Depending upon one’s needs and marketplace availability, it may make sense to use a combination of DIA’s and FIA’s with income riders. and potentially multiple products within each category, to meet deferred lifetime income needs. As with all things of this nature, a thorough analysis should be prepared by a professional retirement income planner to determine the solution that will best meet your needs.

Annuities Fixed Index Annuities

Fixed Index Annuity Income Rider Similarities to Social Security – Part 1 of 4

As evidenced by the number of blog posts regarding fixed index annuity (“FIA”) income riders beginning with the December 12, 2011 post, Add an Income Rider to Your Fixed Index Annuity to Create a Retirement Paycheck, there are a lot of things to consider before adding this powerful optional benefit to a FIA.

It isn’t easy to determine which fixed index annuity income rider will produce the optimal amount of lifetime income in a given situation. This task is best left to an experienced retirement income planner who not only works routinely with this and other retirement income planning vehicles, but more importantly, understands you, your retirement income planning needs, and your overall financial situation.

As a potential purchaser of a FIA with an income rider, the easiest way to begin to understand a fixed index annuity income rider is to compare and contrast this retirement income planning strategy with Social Security retirement benefits. There are eight characteristics shared by FIA income riders and Social Security as follows:

  1. Lifetime income
  2. Entry fee
  3. Flexible income start date
  4. Increased annual lifetime income
  5. Inflation and longevity risk protection
  6. Income ceiling
  7. Portfolio risk reduction
  8. Income taxation

This post will discuss the first two, with three through five addressed in Part 2, six and seven covered in Part 3, and income taxation reserved for Part 4.

Lifetime Income

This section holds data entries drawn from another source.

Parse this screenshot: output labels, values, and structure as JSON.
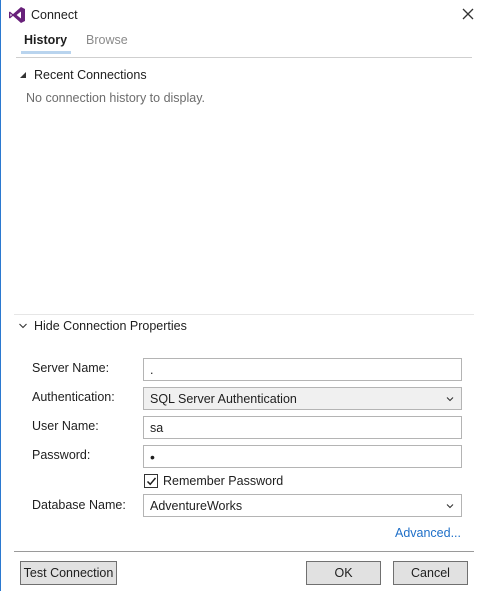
{
  "window": {
    "title": "Connect",
    "accent_color": "#68217a",
    "logo_icon": "visual-studio-icon",
    "close_icon": "close-icon"
  },
  "tabs": [
    {
      "label": "History",
      "active": true
    },
    {
      "label": "Browse",
      "active": false
    }
  ],
  "recent": {
    "header": "Recent Connections",
    "expanded": true,
    "empty_message": "No connection history to display."
  },
  "properties": {
    "header": "Hide Connection Properties",
    "server_name_label": "Server Name:",
    "server_name_value": ".",
    "authentication_label": "Authentication:",
    "authentication_value": "SQL Server Authentication",
    "user_name_label": "User Name:",
    "user_name_value": "sa",
    "password_label": "Password:",
    "password_value": "•",
    "remember_password_label": "Remember Password",
    "remember_password_checked": true,
    "database_name_label": "Database Name:",
    "database_name_value": "AdventureWorks",
    "advanced_link": "Advanced..."
  },
  "buttons": {
    "test_connection": "Test Connection",
    "ok": "OK",
    "cancel": "Cancel"
  }
}
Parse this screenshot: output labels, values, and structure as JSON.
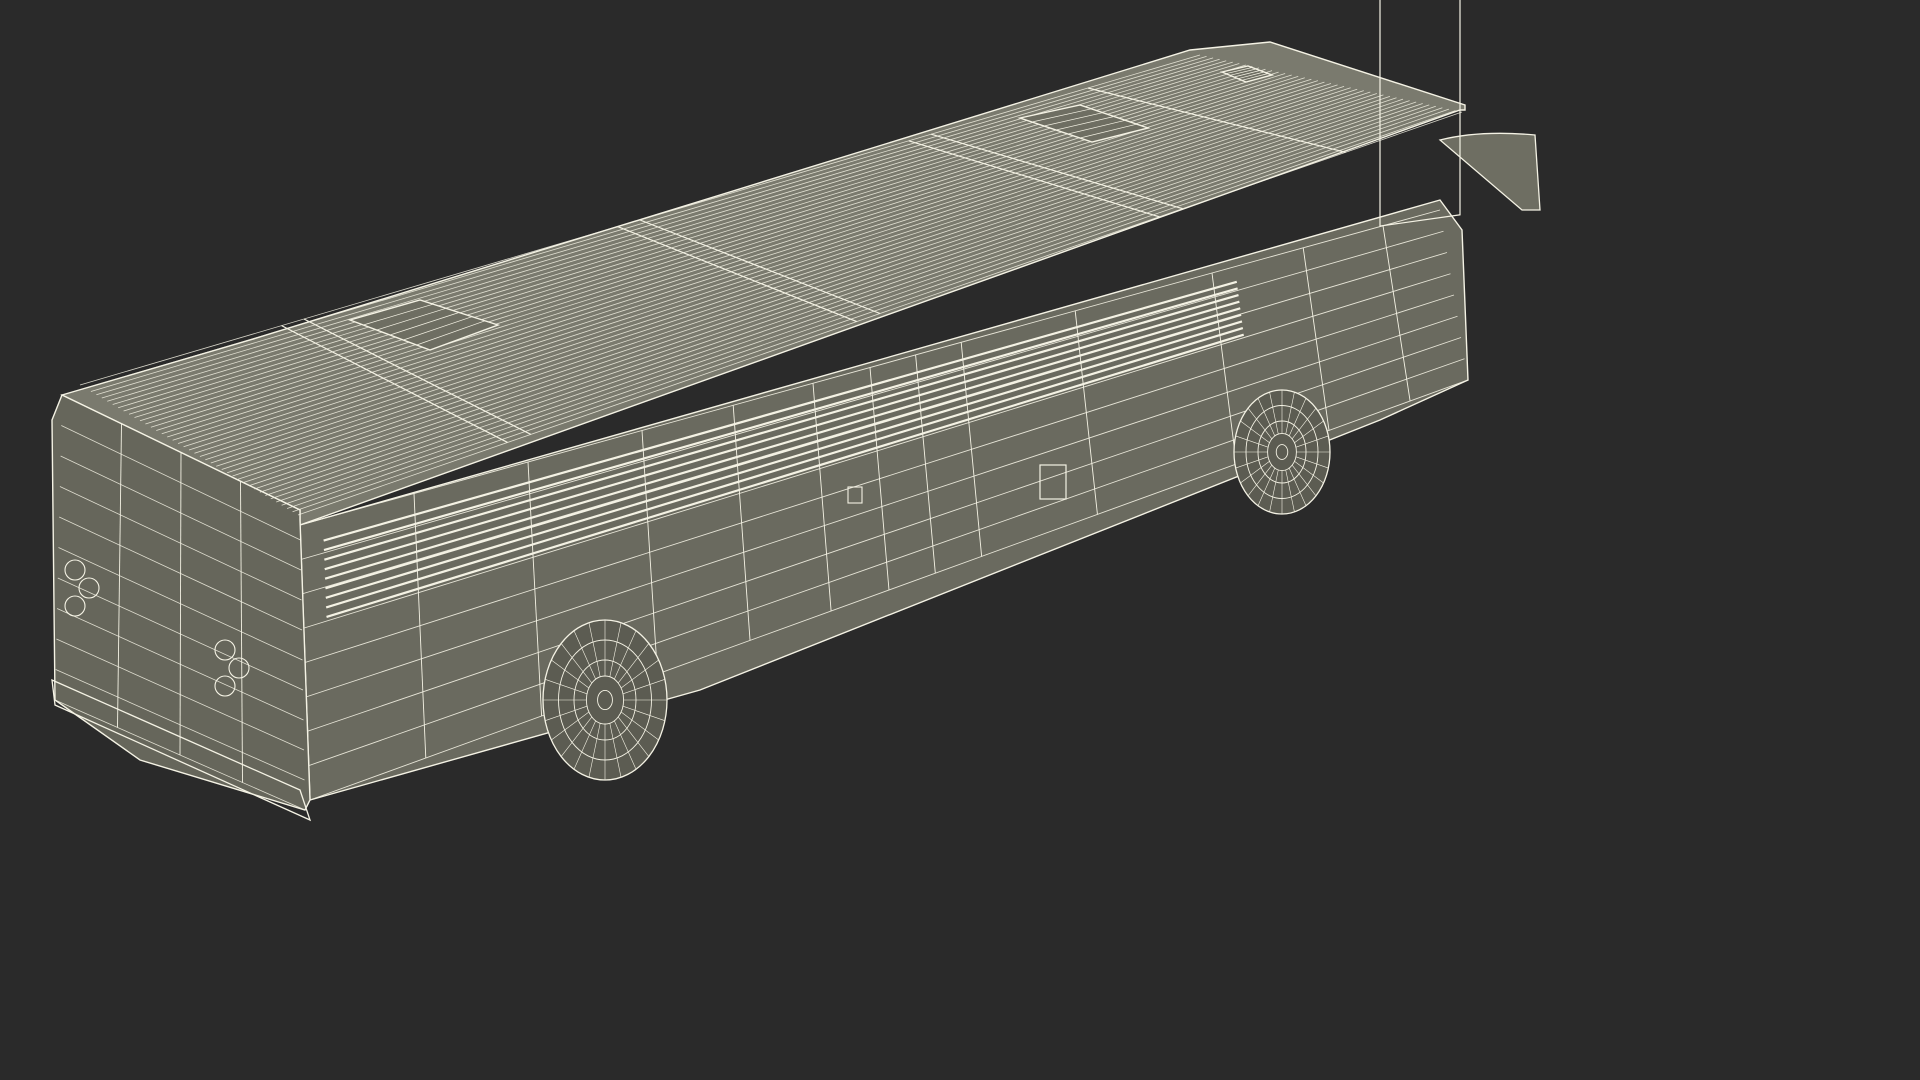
{
  "scene": {
    "subject_icon": "bus-wireframe-icon",
    "background_color": "#2a2a2a",
    "body_fill_color": "#6e6e62",
    "roof_fill_color": "#7a7a6e",
    "side_fill_color": "#6a6a5f",
    "rear_fill_color": "#66665b",
    "wire_color": "#f4f2e4",
    "tire_color": "#5c5c52"
  }
}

Both Social Security and FIA income riders are designed to provide their intended recipients with lifetime income. By their nature, the investment return and overall investment value of both income vehicles is open-ended and cannot be determined until the death of the recipient, and in many cases, a spouse, if married.

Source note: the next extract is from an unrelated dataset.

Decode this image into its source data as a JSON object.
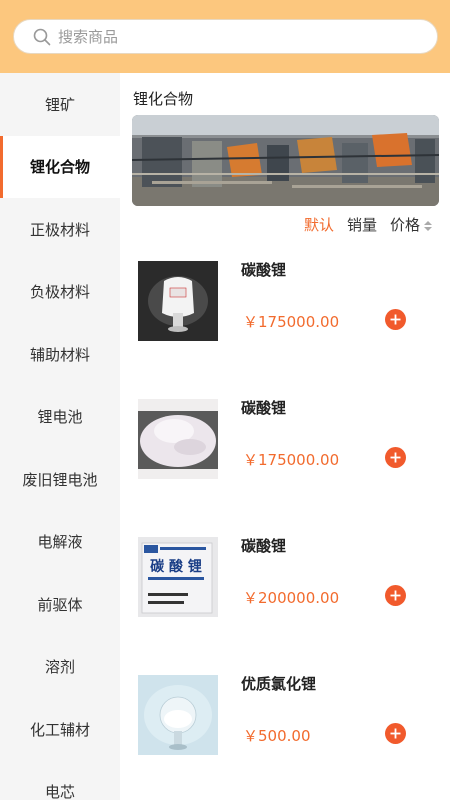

The income in both cases is generally considered to be guaranteed, however, the nature of the guarantee is different in each case. Although the resources backing the Social Security system are projected to be sufficient to sustain current benefit formula payments for approximately the next 20 to 30 years, there is a strong possibility that the projected increasing ratio of number of retirees to employees will necessitate a reduction in benefit levels at some point. Although the security of annuitization and income rider payments enjoy a superb historical track record, the income rider lifetime guarantee is subject to the claims-paying ability of individual life insurance companies.

Entry Fee

In order to obtain the lifetime income benefit associated with FIA income riders and Social Security, there’s an entry fee. The amount of the fee in both cases is calculated as a percentage of a predefined base and is generally, although not always in the case of Social Security, automatically deducted from the applicable funding source.

For employees, the Social Security entry fee is currently 4.2% of Social Security earnings up to a maximum of $110,100 in 2012. The calculated amount is automatically deducted from an employee’s gross salary. In addition, employers are required to pay a rate of 6.2% on the same earnings level. For self-employed individuals, the rate is 10.4% of net self-employment earnings and is typically paid, together with medicare tax and projected income tax liability, via estimated tax payments.

The entry fee for a FIA income rider is deducted from the FIA’s accumulation value. It’s calculated as either a percentage of the accumulation value or income account value, with the latter being the most prevalent. Of the 171 FIA’s offering guaranteed minimum withdrawal benefits (“GMWB’s”), or income riders, on the market today, 121, or approximately 70%, use the income account value as the basis for charging the income rider charge. 90 of the 121, or approximately 75%, charge up to 0.75% of income account value, with 52 of the 90, or 58%, falling between 0.50% and 0.75%.